Task goal >>
Below, find each line holding "JSON" and state how many there are, using the number alone.

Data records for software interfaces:
<<<<

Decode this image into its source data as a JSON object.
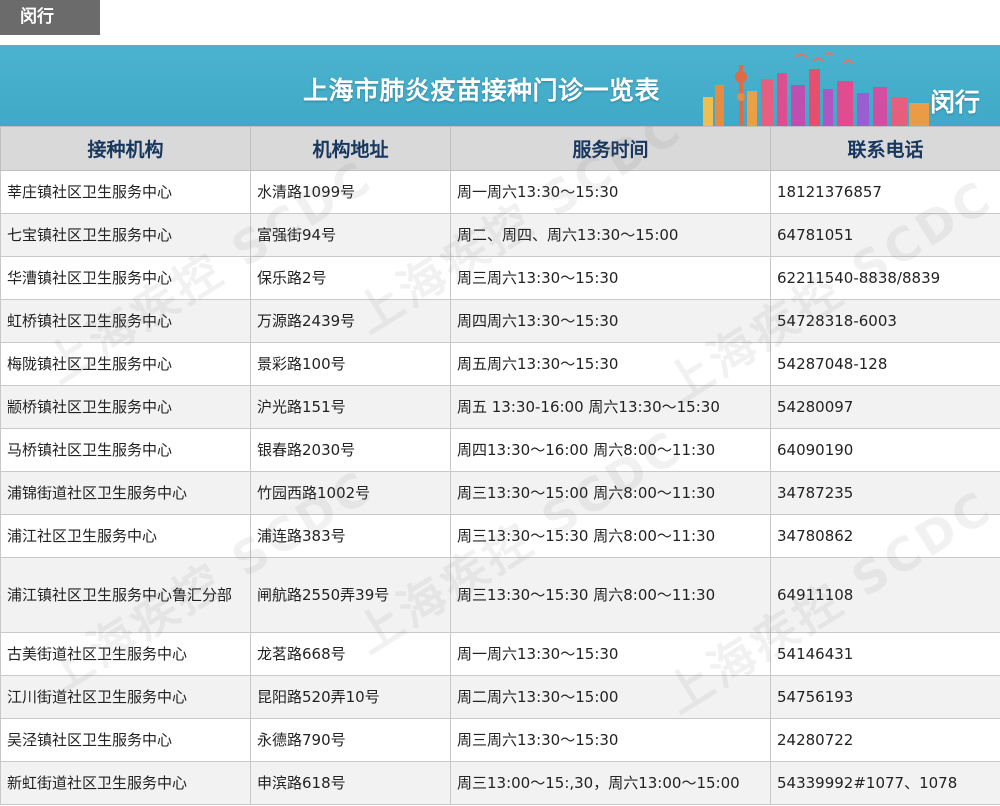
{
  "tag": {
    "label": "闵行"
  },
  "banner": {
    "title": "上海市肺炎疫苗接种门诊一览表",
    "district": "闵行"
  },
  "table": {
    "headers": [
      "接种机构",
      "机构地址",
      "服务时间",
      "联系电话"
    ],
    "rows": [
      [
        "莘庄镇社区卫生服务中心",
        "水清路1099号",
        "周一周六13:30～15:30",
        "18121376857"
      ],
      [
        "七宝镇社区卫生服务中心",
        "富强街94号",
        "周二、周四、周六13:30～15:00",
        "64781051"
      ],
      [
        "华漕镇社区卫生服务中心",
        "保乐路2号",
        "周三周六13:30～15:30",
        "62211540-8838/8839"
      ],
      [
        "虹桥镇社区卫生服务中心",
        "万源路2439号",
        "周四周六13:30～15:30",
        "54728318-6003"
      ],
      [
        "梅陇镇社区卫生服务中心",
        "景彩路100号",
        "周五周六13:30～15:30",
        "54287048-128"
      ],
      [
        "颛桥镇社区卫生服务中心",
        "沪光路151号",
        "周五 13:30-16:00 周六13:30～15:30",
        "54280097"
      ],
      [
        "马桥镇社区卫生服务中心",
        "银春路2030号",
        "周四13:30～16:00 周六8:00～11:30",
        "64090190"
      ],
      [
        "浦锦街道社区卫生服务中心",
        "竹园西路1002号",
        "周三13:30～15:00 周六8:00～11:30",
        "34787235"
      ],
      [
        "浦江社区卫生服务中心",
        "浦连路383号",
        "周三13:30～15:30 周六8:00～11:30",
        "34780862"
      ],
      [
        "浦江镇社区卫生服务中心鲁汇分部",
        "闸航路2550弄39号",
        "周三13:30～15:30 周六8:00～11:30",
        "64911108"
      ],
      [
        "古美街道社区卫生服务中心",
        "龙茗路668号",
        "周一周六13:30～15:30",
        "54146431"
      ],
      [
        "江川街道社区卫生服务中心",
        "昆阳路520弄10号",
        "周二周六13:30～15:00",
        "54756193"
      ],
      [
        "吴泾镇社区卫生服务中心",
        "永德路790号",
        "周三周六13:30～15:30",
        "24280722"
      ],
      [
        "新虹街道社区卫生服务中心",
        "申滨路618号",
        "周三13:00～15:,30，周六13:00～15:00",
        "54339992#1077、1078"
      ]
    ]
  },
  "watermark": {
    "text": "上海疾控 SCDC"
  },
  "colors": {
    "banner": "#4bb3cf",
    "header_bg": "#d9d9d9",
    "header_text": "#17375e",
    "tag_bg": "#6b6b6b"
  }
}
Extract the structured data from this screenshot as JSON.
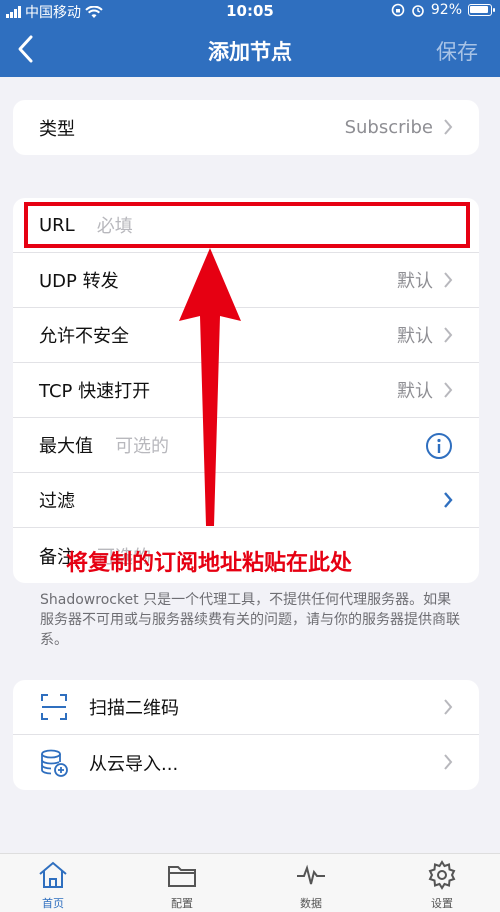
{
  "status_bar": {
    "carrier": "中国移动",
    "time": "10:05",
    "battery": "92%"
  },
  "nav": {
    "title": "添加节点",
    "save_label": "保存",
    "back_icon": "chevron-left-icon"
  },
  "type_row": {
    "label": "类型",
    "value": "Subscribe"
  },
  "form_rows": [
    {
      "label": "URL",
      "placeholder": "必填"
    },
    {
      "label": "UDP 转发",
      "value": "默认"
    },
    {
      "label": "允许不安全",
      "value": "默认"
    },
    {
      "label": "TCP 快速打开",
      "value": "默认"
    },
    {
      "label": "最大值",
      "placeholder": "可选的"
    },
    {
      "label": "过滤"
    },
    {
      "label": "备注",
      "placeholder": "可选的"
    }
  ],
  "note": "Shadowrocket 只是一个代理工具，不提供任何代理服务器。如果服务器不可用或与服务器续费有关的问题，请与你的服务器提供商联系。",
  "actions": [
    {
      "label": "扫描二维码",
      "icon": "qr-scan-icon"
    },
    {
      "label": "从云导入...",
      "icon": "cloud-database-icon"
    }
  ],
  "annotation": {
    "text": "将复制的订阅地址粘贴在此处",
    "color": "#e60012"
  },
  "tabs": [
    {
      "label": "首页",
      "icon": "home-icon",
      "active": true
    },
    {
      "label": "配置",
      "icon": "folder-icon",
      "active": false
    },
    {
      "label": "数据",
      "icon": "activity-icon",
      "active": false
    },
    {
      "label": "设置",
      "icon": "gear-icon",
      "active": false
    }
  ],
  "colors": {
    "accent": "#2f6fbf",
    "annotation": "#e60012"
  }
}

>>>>

Completed task >>
2